### Work to be completed
Pull out every line in the data that has the string "Wednesday" in it.

[Dataset items]
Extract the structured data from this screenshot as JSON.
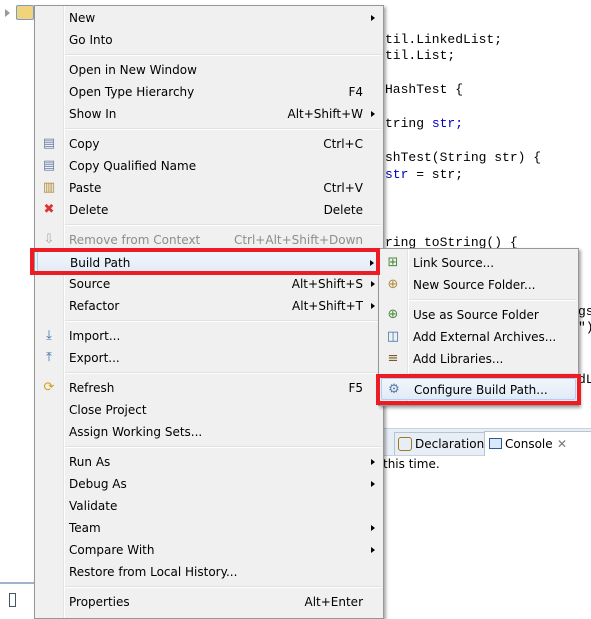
{
  "editor": {
    "code_lines": [
      {
        "text": "til.LinkedList;"
      },
      {
        "text": "til.List;"
      },
      {
        "text": "HashTest {"
      },
      {
        "text": "tring ",
        "blue": "str;"
      },
      {
        "text": "shTest(String str) {"
      },
      {
        "text": "",
        "blue": "str",
        "rest": " = str;"
      },
      {
        "text": "ring toString() {"
      },
      {
        "text": "gs"
      },
      {
        "text": "\")"
      },
      {
        "text": "dL"
      }
    ]
  },
  "bottom_panel": {
    "tabs": [
      {
        "label": "Declaration"
      },
      {
        "label": "Console"
      }
    ],
    "console_text": "this time."
  },
  "context_menu": {
    "items": [
      {
        "label": "New",
        "submenu": true
      },
      {
        "label": "Go Into"
      },
      {
        "label": "Open in New Window"
      },
      {
        "label": "Open Type Hierarchy",
        "shortcut": "F4"
      },
      {
        "label": "Show In",
        "shortcut": "Alt+Shift+W",
        "submenu": true
      },
      {
        "label": "Copy",
        "shortcut": "Ctrl+C",
        "icon": "copy-icon"
      },
      {
        "label": "Copy Qualified Name",
        "icon": "copy-qualified-name-icon"
      },
      {
        "label": "Paste",
        "shortcut": "Ctrl+V",
        "icon": "paste-icon"
      },
      {
        "label": "Delete",
        "shortcut": "Delete",
        "icon": "delete-icon"
      },
      {
        "label": "Remove from Context",
        "shortcut": "Ctrl+Alt+Shift+Down",
        "disabled": true,
        "icon": "remove-context-icon"
      },
      {
        "label": "Build Path",
        "submenu": true,
        "highlighted": true
      },
      {
        "label": "Source",
        "shortcut": "Alt+Shift+S",
        "submenu": true
      },
      {
        "label": "Refactor",
        "shortcut": "Alt+Shift+T",
        "submenu": true
      },
      {
        "label": "Import...",
        "icon": "import-icon"
      },
      {
        "label": "Export...",
        "icon": "export-icon"
      },
      {
        "label": "Refresh",
        "shortcut": "F5",
        "icon": "refresh-icon"
      },
      {
        "label": "Close Project"
      },
      {
        "label": "Assign Working Sets..."
      },
      {
        "label": "Run As",
        "submenu": true
      },
      {
        "label": "Debug As",
        "submenu": true
      },
      {
        "label": "Validate"
      },
      {
        "label": "Team",
        "submenu": true
      },
      {
        "label": "Compare With",
        "submenu": true
      },
      {
        "label": "Restore from Local History..."
      },
      {
        "label": "Properties",
        "shortcut": "Alt+Enter"
      }
    ]
  },
  "build_path_submenu": {
    "items": [
      {
        "label": "Link Source...",
        "icon": "link-source-icon"
      },
      {
        "label": "New Source Folder...",
        "icon": "new-source-folder-icon"
      },
      {
        "label": "Use as Source Folder",
        "icon": "use-source-folder-icon"
      },
      {
        "label": "Add External Archives...",
        "icon": "archive-icon"
      },
      {
        "label": "Add Libraries...",
        "icon": "libraries-icon"
      },
      {
        "label": "Configure Build Path...",
        "icon": "configure-build-path-icon",
        "highlighted": true
      }
    ]
  },
  "colors": {
    "highlight_box": "#ed1c24",
    "menu_bg": "#f0f0f0"
  }
}
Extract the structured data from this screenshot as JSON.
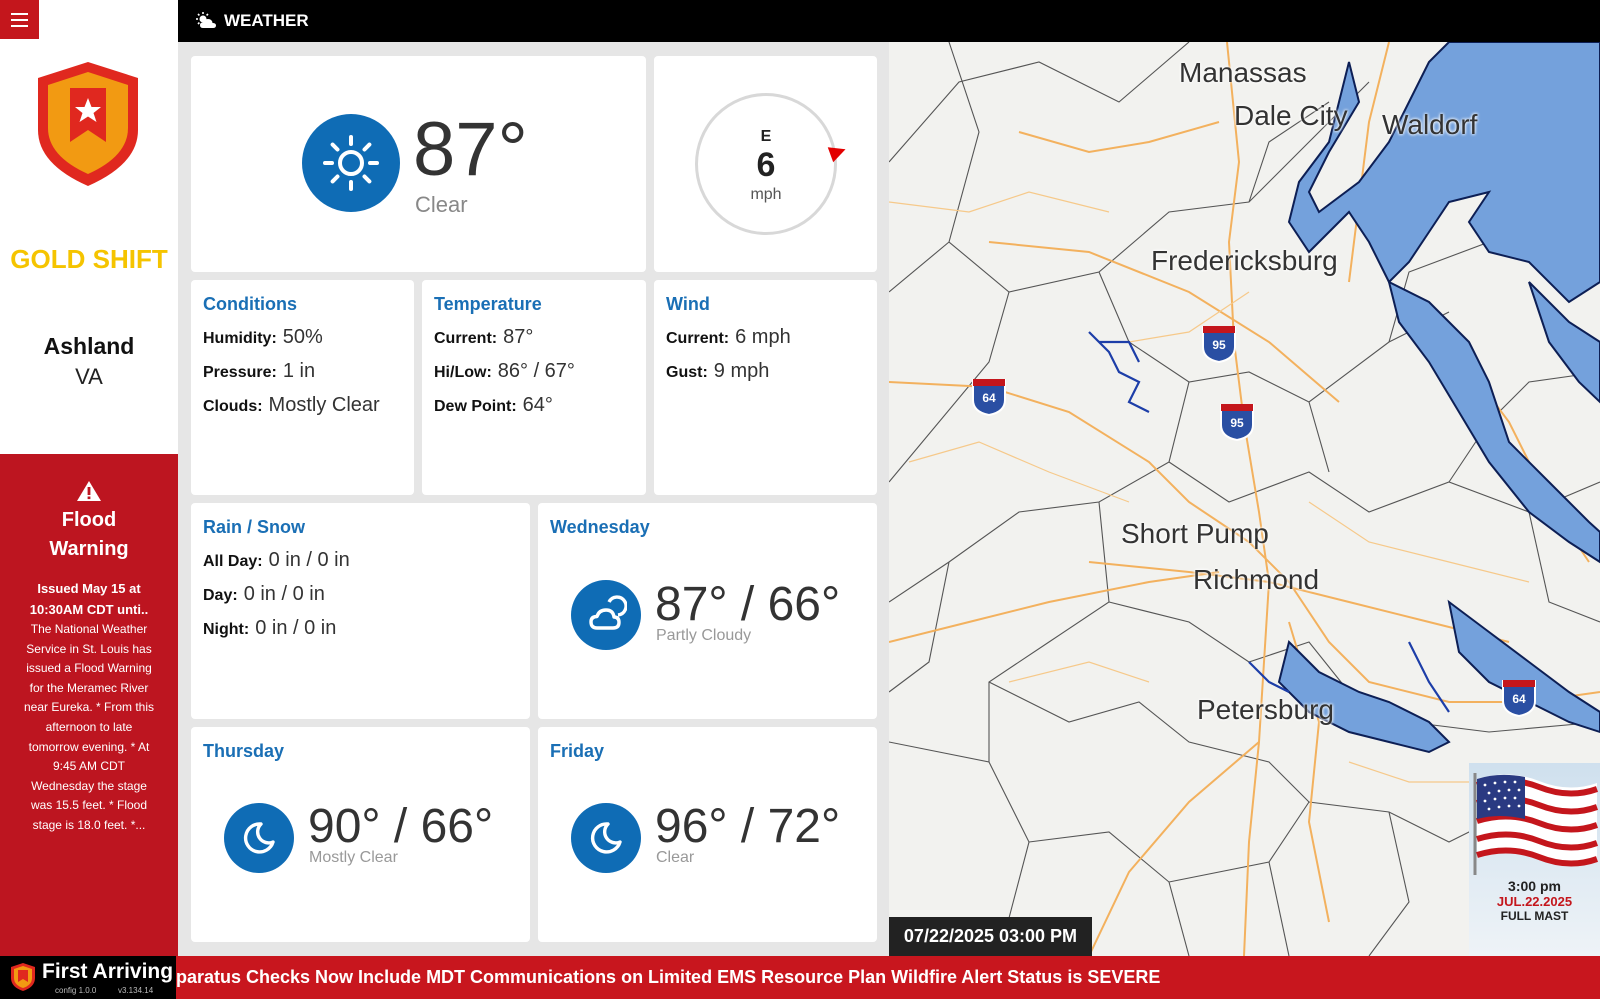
{
  "sidebar": {
    "shift": "GOLD SHIFT",
    "city": "Ashland",
    "state": "VA",
    "alert": {
      "title_line1": "Flood",
      "title_line2": "Warning",
      "issued": "Issued May 15 at 10:30AM CDT unti..",
      "body": "The National Weather Service in St. Louis has issued a Flood Warning for the Meramec River near Eureka. * From this afternoon to late tomorrow evening. * At 9:45 AM CDT Wednesday the stage was 15.5 feet. * Flood stage is 18.0 feet. *..."
    }
  },
  "header": {
    "title": "WEATHER"
  },
  "current": {
    "temp": "87°",
    "condition": "Clear",
    "icon": "sun-icon"
  },
  "wind_dial": {
    "direction": "E",
    "speed": "6",
    "unit": "mph"
  },
  "conditions": {
    "title": "Conditions",
    "humidity_label": "Humidity:",
    "humidity": "50%",
    "pressure_label": "Pressure:",
    "pressure": "1 in",
    "clouds_label": "Clouds:",
    "clouds": "Mostly Clear"
  },
  "temperature": {
    "title": "Temperature",
    "current_label": "Current:",
    "current": "87°",
    "hilow_label": "Hi/Low:",
    "hilow": "86° / 67°",
    "dew_label": "Dew Point:",
    "dew": "64°"
  },
  "wind": {
    "title": "Wind",
    "current_label": "Current:",
    "current": "6 mph",
    "gust_label": "Gust:",
    "gust": "9 mph"
  },
  "rain": {
    "title": "Rain / Snow",
    "allday_label": "All Day:",
    "allday": "0 in / 0 in",
    "day_label": "Day:",
    "day": "0 in / 0 in",
    "night_label": "Night:",
    "night": "0 in / 0 in"
  },
  "forecast": [
    {
      "day": "Wednesday",
      "temps": "87° / 66°",
      "condition": "Partly Cloudy",
      "icon": "partly-cloudy-icon"
    },
    {
      "day": "Thursday",
      "temps": "90° / 66°",
      "condition": "Mostly Clear",
      "icon": "moon-icon"
    },
    {
      "day": "Friday",
      "temps": "96° / 72°",
      "condition": "Clear",
      "icon": "moon-icon"
    }
  ],
  "map": {
    "labels": [
      "Manassas",
      "Dale City",
      "Waldorf",
      "Fredericksburg",
      "Short Pump",
      "Richmond",
      "Petersburg"
    ],
    "shields": [
      "95",
      "95",
      "64",
      "64"
    ],
    "timestamp": "07/22/2025 03:00 PM",
    "flag": {
      "time": "3:00 pm",
      "date": "JUL.22.2025",
      "status": "FULL MAST"
    }
  },
  "footer": {
    "brand": "First Arriving",
    "config": "config 1.0.0",
    "version": "v3.134.14",
    "ticker": "paratus Checks Now Include MDT Communications on Limited EMS Resource Plan Wildfire Alert Status is SEVERE"
  },
  "colors": {
    "accent_blue": "#0f6cb5",
    "alert_red": "#bd1520",
    "shift_gold": "#f5c400"
  }
}
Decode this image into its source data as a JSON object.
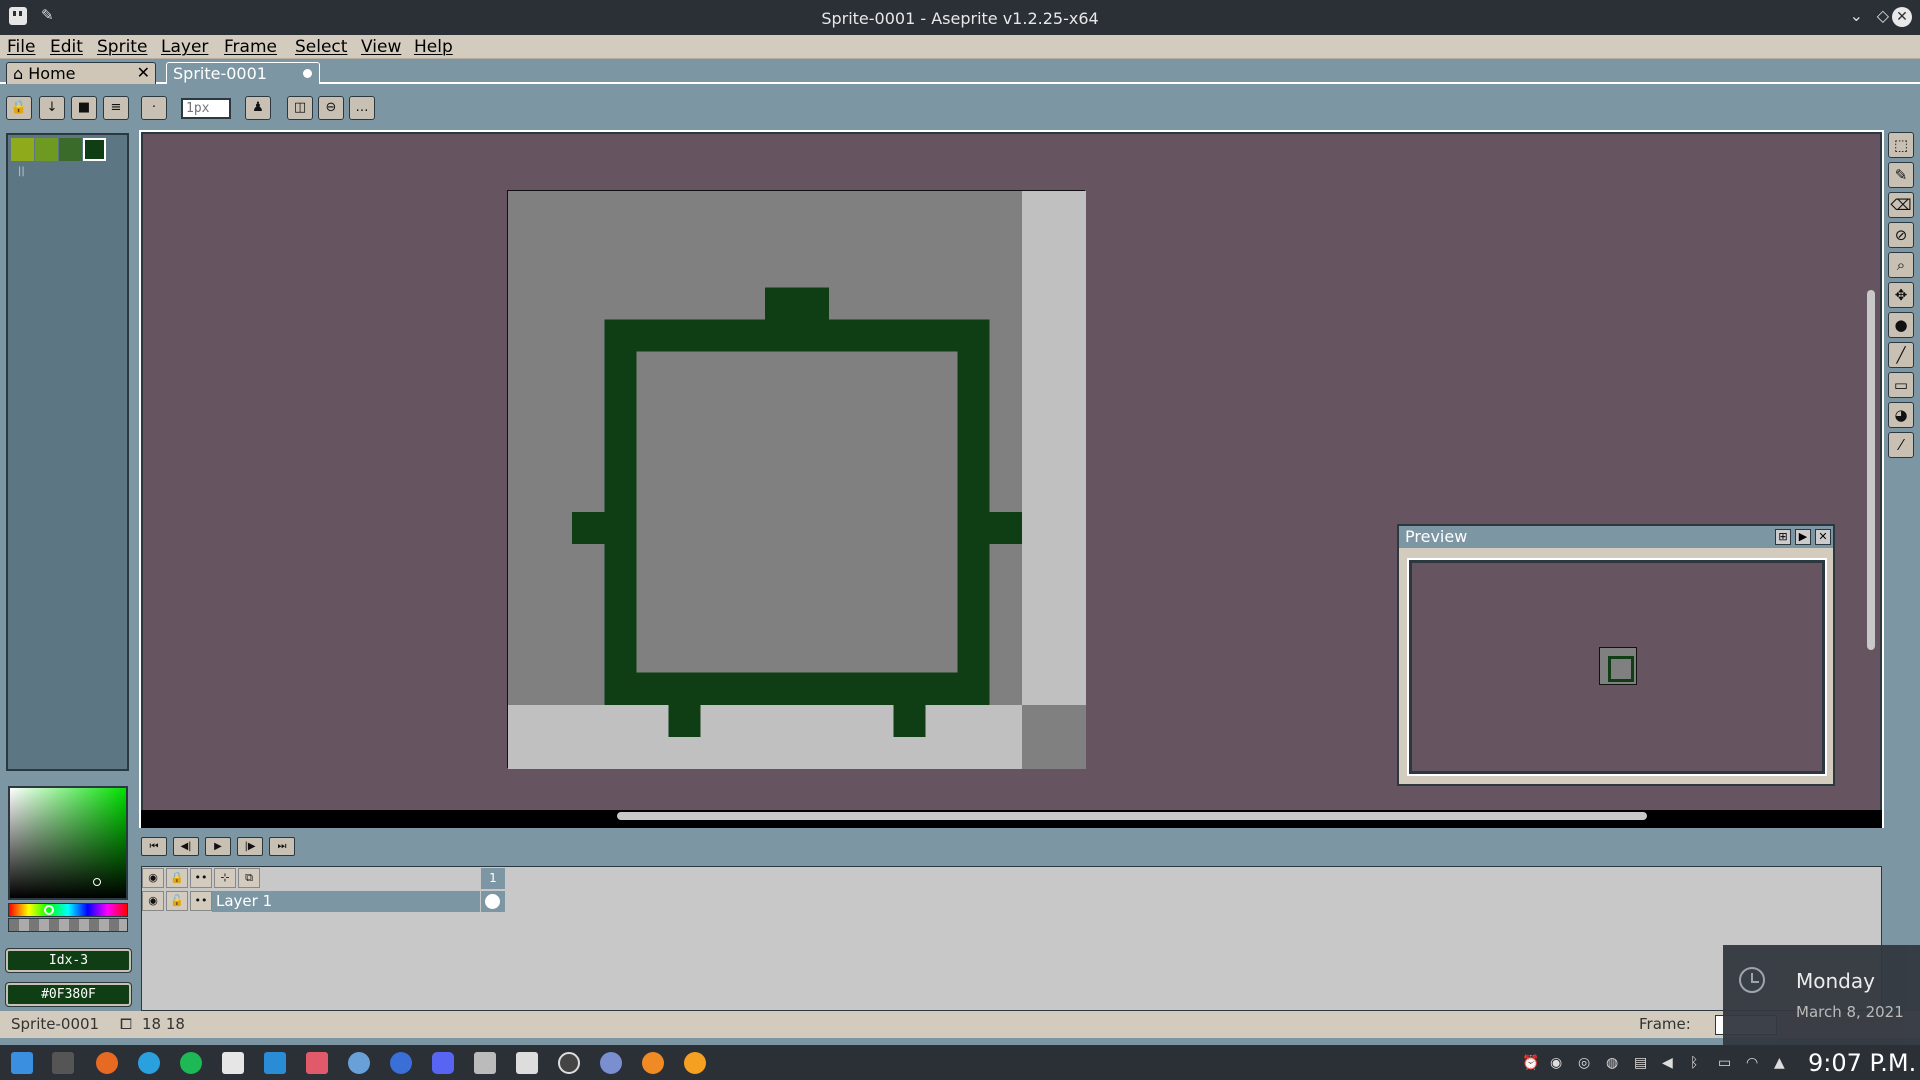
{
  "window": {
    "title": "Sprite-0001 - Aseprite v1.2.25-x64"
  },
  "menu": [
    "File",
    "Edit",
    "Sprite",
    "Layer",
    "Frame",
    "Select",
    "View",
    "Help"
  ],
  "tabs": [
    {
      "label": "Home",
      "close": "✕"
    },
    {
      "label": "Sprite-0001"
    }
  ],
  "context_bar": {
    "brush_size_placeholder": "1px"
  },
  "palette": {
    "colors": [
      "#8faa1a",
      "#6f9a22",
      "#3a6b2a",
      "#103e14"
    ],
    "selected_index_label": "Idx-3",
    "selected_hex_label": "#0F380F"
  },
  "preview": {
    "title": "Preview"
  },
  "timeline": {
    "frame_header": "1",
    "layer_name": "Layer 1"
  },
  "status": {
    "sprite_name": "Sprite-0001",
    "size": "18 18",
    "frame_label": "Frame:"
  },
  "clock_popup": {
    "day": "Monday",
    "date": "March 8, 2021"
  },
  "taskbar": {
    "time": "9:07 P.M."
  },
  "colors": {
    "canvas_bg": "#665560",
    "ui_accent": "#7d96a3",
    "sprite_outline": "#103e14",
    "sprite_fill": "#808080"
  }
}
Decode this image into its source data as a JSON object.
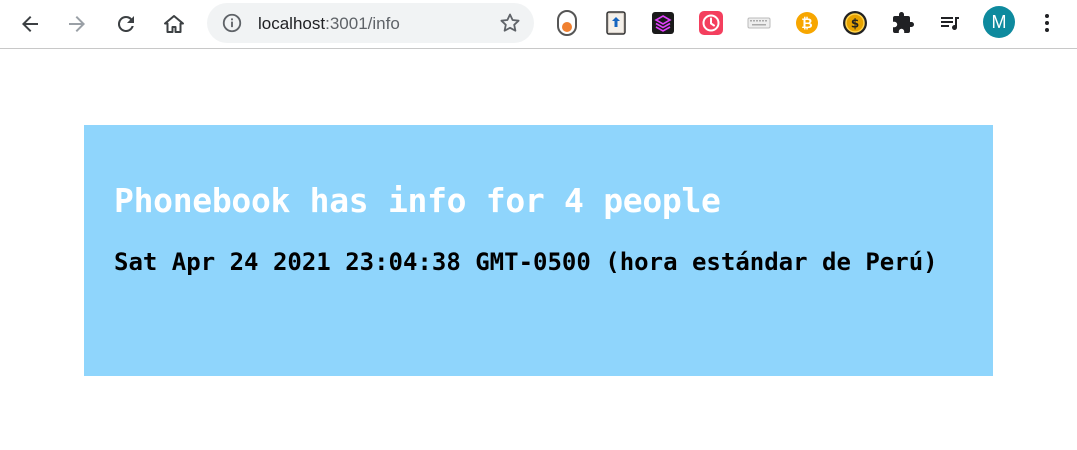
{
  "browser": {
    "url_host": "localhost",
    "url_path": ":3001/info",
    "profile_initial": "M",
    "colors": {
      "avatar": "#0e8a9e",
      "omnibox": "#f1f3f4"
    },
    "extensions": [
      "toggle-extension-icon",
      "book-upload-extension-icon",
      "layers-extension-icon",
      "clock-extension-icon",
      "keyboard-extension-icon",
      "bitcoin-extension-icon",
      "coin-extension-icon",
      "puzzle-icon",
      "media-queue-icon"
    ]
  },
  "page": {
    "heading": "Phonebook has info for 4 people",
    "timestamp": "Sat Apr 24 2021 23:04:38 GMT-0500 (hora estándar de Perú)",
    "colors": {
      "panel_background": "#8fd5fc",
      "heading": "#ffffff",
      "timestamp": "#000000"
    }
  }
}
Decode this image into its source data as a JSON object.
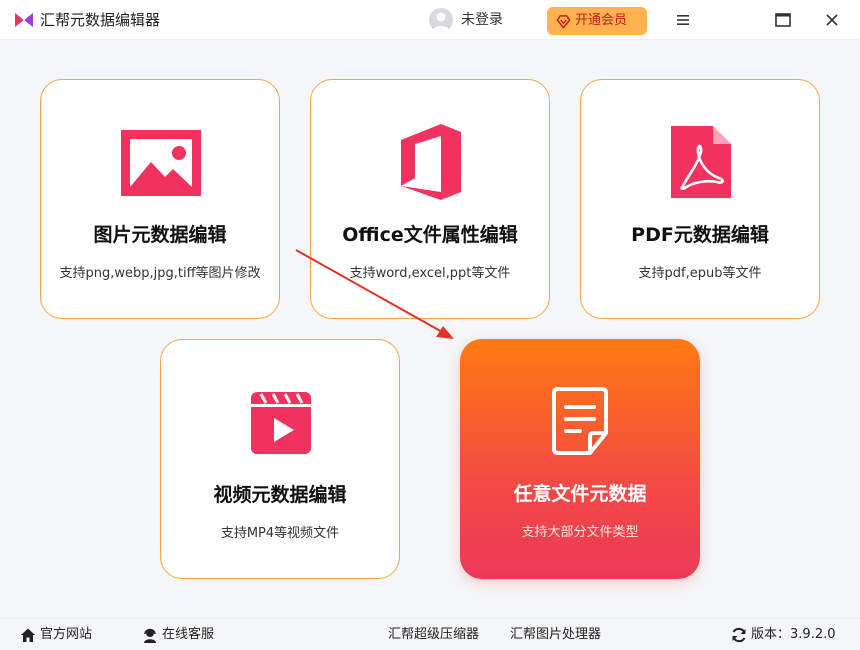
{
  "app": {
    "title": "汇帮元数据编辑器"
  },
  "header": {
    "login_text": "未登录",
    "vip_label": "开通会员"
  },
  "colors": {
    "accent": "#f0325f",
    "card_border": "#f0a94e",
    "vip_bg": "#ffb24d",
    "arrow": "#e8302a"
  },
  "cards": [
    {
      "title": "图片元数据编辑",
      "desc": "支持png,webp,jpg,tiff等图片修改",
      "icon": "image-icon"
    },
    {
      "title": "Office文件属性编辑",
      "desc": "支持word,excel,ppt等文件",
      "icon": "office-icon"
    },
    {
      "title": "PDF元数据编辑",
      "desc": "支持pdf,epub等文件",
      "icon": "pdf-icon"
    },
    {
      "title": "视频元数据编辑",
      "desc": "支持MP4等视频文件",
      "icon": "video-icon"
    },
    {
      "title": "任意文件元数据",
      "desc": "支持大部分文件类型",
      "icon": "document-icon",
      "selected": true
    }
  ],
  "footer": {
    "website": "官方网站",
    "support": "在线客服",
    "compressor": "汇帮超级压缩器",
    "image_tool": "汇帮图片处理器",
    "version_label": "版本：",
    "version": "3.9.2.0"
  }
}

### Reply to the exercise
      "body": "The National Weather Service in St. Louis has issued a Flood Warning for the Meramec River near Eureka. * From this afternoon to late tomorrow evening. * At 9:45 AM CDT Wednesday the stage was 15.5 feet. * Flood stage is 18.0 feet. *..."
      "day": "Wednesday",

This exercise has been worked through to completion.